#### Problem details:
Would you print all of the entries word for word?

#### Provided information:

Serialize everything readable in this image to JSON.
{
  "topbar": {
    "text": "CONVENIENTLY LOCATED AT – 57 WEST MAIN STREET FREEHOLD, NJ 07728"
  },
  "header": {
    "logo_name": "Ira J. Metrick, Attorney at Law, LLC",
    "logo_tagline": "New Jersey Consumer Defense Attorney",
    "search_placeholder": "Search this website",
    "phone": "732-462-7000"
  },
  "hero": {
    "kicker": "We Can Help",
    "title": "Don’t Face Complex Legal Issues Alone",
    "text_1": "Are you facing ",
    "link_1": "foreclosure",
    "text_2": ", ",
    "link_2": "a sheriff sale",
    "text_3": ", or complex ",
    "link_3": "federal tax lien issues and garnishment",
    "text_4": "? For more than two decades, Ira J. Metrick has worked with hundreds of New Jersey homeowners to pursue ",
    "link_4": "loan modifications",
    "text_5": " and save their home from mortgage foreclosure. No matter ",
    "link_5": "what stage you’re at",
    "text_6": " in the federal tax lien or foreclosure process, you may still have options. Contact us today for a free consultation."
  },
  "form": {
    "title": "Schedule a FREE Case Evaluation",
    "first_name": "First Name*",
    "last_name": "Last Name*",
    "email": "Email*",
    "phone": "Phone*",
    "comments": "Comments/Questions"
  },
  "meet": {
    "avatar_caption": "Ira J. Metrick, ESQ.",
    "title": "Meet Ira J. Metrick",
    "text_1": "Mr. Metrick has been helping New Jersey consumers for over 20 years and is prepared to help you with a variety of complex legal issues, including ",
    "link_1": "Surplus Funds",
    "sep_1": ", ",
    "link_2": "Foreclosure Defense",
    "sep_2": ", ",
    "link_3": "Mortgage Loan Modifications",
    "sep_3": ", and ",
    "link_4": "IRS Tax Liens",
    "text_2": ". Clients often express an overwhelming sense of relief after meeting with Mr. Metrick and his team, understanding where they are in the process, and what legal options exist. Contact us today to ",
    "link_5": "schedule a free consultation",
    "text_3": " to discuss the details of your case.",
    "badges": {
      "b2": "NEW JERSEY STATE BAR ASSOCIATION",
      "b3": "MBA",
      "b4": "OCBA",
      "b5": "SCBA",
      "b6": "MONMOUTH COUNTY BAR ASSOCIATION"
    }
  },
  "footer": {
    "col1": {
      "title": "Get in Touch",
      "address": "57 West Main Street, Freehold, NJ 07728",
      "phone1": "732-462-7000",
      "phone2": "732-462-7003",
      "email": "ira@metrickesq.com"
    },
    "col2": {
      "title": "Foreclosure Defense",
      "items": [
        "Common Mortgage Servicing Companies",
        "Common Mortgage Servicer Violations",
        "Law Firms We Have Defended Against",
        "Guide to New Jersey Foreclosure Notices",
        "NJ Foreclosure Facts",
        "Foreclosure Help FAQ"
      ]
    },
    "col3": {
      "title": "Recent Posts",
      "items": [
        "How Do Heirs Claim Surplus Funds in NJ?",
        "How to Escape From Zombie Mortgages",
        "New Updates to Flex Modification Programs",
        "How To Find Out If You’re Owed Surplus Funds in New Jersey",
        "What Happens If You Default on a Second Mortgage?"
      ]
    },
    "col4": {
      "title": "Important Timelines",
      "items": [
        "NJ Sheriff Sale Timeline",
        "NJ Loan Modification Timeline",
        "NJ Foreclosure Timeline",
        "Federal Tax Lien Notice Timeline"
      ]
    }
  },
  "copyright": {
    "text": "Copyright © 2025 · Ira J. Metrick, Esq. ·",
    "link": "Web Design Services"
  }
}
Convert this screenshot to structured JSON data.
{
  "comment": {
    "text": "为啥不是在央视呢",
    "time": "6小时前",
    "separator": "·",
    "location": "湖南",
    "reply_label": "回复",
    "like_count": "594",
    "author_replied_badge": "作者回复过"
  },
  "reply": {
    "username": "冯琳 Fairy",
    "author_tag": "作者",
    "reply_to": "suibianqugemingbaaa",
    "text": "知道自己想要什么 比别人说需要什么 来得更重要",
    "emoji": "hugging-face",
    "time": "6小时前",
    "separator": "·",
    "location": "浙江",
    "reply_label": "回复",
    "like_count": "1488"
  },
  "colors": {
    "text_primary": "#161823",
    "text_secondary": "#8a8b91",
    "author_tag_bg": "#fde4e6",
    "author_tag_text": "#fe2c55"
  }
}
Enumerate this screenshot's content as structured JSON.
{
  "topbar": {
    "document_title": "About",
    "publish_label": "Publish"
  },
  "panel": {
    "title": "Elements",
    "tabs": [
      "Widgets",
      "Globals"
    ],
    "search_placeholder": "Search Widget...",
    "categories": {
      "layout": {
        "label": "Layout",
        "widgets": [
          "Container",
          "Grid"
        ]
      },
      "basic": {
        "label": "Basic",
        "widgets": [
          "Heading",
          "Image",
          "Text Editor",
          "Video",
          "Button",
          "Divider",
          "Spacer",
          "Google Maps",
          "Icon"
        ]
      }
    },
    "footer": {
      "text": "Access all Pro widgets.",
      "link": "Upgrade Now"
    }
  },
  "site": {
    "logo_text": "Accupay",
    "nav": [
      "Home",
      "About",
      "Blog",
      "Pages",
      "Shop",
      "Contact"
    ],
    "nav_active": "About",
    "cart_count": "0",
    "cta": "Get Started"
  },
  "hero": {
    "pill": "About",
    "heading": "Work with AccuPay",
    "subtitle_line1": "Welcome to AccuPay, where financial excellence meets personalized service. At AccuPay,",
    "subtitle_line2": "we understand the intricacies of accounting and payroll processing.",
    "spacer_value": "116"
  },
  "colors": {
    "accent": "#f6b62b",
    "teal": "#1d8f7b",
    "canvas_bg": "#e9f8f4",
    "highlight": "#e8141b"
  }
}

#### Solution below:
Serialize everything readable in this image to JSON.
{
  "topbar": {
    "text": "CONVENIENTLY LOCATED AT – 57 WEST MAIN STREET FREEHOLD, NJ 07728"
  },
  "header": {
    "logo_name": "Ira J. Metrick, Attorney at Law, LLC",
    "logo_tagline": "New Jersey Consumer Defense Attorney",
    "search_placeholder": "Search this website",
    "phone": "732-462-7000"
  },
  "hero": {
    "kicker": "We Can Help",
    "title": "Don’t Face Complex Legal Issues Alone",
    "text_1": "Are you facing ",
    "link_1": "foreclosure",
    "text_2": ", ",
    "link_2": "a sheriff sale",
    "text_3": ", or complex ",
    "link_3": "federal tax lien issues and garnishment",
    "text_4": "? For more than two decades, Ira J. Metrick has worked with hundreds of New Jersey homeowners to pursue ",
    "link_4": "loan modifications",
    "text_5": " and save their home from mortgage foreclosure. No matter ",
    "link_5": "what stage you’re at",
    "text_6": " in the federal tax lien or foreclosure process, you may still have options. Contact us today for a free consultation."
  },
  "form": {
    "title": "Schedule a FREE Case Evaluation",
    "first_name": "First Name*",
    "last_name": "Last Name*",
    "email": "Email*",
    "phone": "Phone*",
    "comments": "Comments/Questions"
  },
  "meet": {
    "avatar_caption": "Ira J. Metrick, ESQ.",
    "title": "Meet Ira J. Metrick",
    "text_1": "Mr. Metrick has been helping New Jersey consumers for over 20 years and is prepared to help you with a variety of complex legal issues, including ",
    "link_1": "Surplus Funds",
    "sep_1": ", ",
    "link_2": "Foreclosure Defense",
    "sep_2": ", ",
    "link_3": "Mortgage Loan Modifications",
    "sep_3": ", and ",
    "link_4": "IRS Tax Liens",
    "text_2": ". Clients often express an overwhelming sense of relief after meeting with Mr. Metrick and his team, understanding where they are in the process, and what legal options exist. Contact us today to ",
    "link_5": "schedule a free consultation",
    "text_3": " to discuss the details of your case.",
    "badges": {
      "b2": "NEW JERSEY STATE BAR ASSOCIATION",
      "b3": "MBA",
      "b4": "OCBA",
      "b5": "SCBA",
      "b6": "MONMOUTH COUNTY BAR ASSOCIATION"
    }
  },
  "footer": {
    "col1": {
      "title": "Get in Touch",
      "address": "57 West Main Street, Freehold, NJ 07728",
      "phone1": "732-462-7000",
      "phone2": "732-462-7003",
      "email": "ira@metrickesq.com"
    },
    "col2": {
      "title": "Foreclosure Defense",
      "items": [
        "Common Mortgage Servicing Companies",
        "Common Mortgage Servicer Violations",
        "Law Firms We Have Defended Against",
        "Guide to New Jersey Foreclosure Notices",
        "NJ Foreclosure Facts",
        "Foreclosure Help FAQ"
      ]
    },
    "col3": {
      "title": "Recent Posts",
      "items": [
        "How Do Heirs Claim Surplus Funds in NJ?",
        "How to Escape From Zombie Mortgages",
        "New Updates to Flex Modification Programs",
        "How To Find Out If You’re Owed Surplus Funds in New Jersey",
        "What Happens If You Default on a Second Mortgage?"
      ]
    },
    "col4": {
      "title": "Important Timelines",
      "items": [
        "NJ Sheriff Sale Timeline",
        "NJ Loan Modification Timeline",
        "NJ Foreclosure Timeline",
        "Federal Tax Lien Notice Timeline"
      ]
    }
  },
  "copyright": {
    "text": "Copyright © 2025 · Ira J. Metrick, Esq. ·",
    "link": "Web Design Services"
  }
}
Convert this screenshot to structured JSON data.
{
  "comment": {
    "text": "为啥不是在央视呢",
    "time": "6小时前",
    "separator": "·",
    "location": "湖南",
    "reply_label": "回复",
    "like_count": "594",
    "author_replied_badge": "作者回复过"
  },
  "reply": {
    "username": "冯琳 Fairy",
    "author_tag": "作者",
    "reply_to": "suibianqugemingbaaa",
    "text": "知道自己想要什么 比别人说需要什么 来得更重要",
    "emoji": "hugging-face",
    "time": "6小时前",
    "separator": "·",
    "location": "浙江",
    "reply_label": "回复",
    "like_count": "1488"
  },
  "colors": {
    "text_primary": "#161823",
    "text_secondary": "#8a8b91",
    "author_tag_bg": "#fde4e6",
    "author_tag_text": "#fe2c55"
  }
}
Enumerate this screenshot's content as structured JSON.
{
  "topbar": {
    "document_title": "About",
    "publish_label": "Publish"
  },
  "panel": {
    "title": "Elements",
    "tabs": [
      "Widgets",
      "Globals"
    ],
    "search_placeholder": "Search Widget...",
    "categories": {
      "layout": {
        "label": "Layout",
        "widgets": [
          "Container",
          "Grid"
        ]
      },
      "basic": {
        "label": "Basic",
        "widgets": [
          "Heading",
          "Image",
          "Text Editor",
          "Video",
          "Button",
          "Divider",
          "Spacer",
          "Google Maps",
          "Icon"
        ]
      }
    },
    "footer": {
      "text": "Access all Pro widgets.",
      "link": "Upgrade Now"
    }
  },
  "site": {
    "logo_text": "Accupay",
    "nav": [
      "Home",
      "About",
      "Blog",
      "Pages",
      "Shop",
      "Contact"
    ],
    "nav_active": "About",
    "cart_count": "0",
    "cta": "Get Started"
  },
  "hero": {
    "pill": "About",
    "heading": "Work with AccuPay",
    "subtitle_line1": "Welcome to AccuPay, where financial excellence meets personalized service. At AccuPay,",
    "subtitle_line2": "we understand the intricacies of accounting and payroll processing.",
    "spacer_value": "116"
  },
  "colors": {
    "accent": "#f6b62b",
    "teal": "#1d8f7b",
    "canvas_bg": "#e9f8f4",
    "highlight": "#e8141b"
  }
}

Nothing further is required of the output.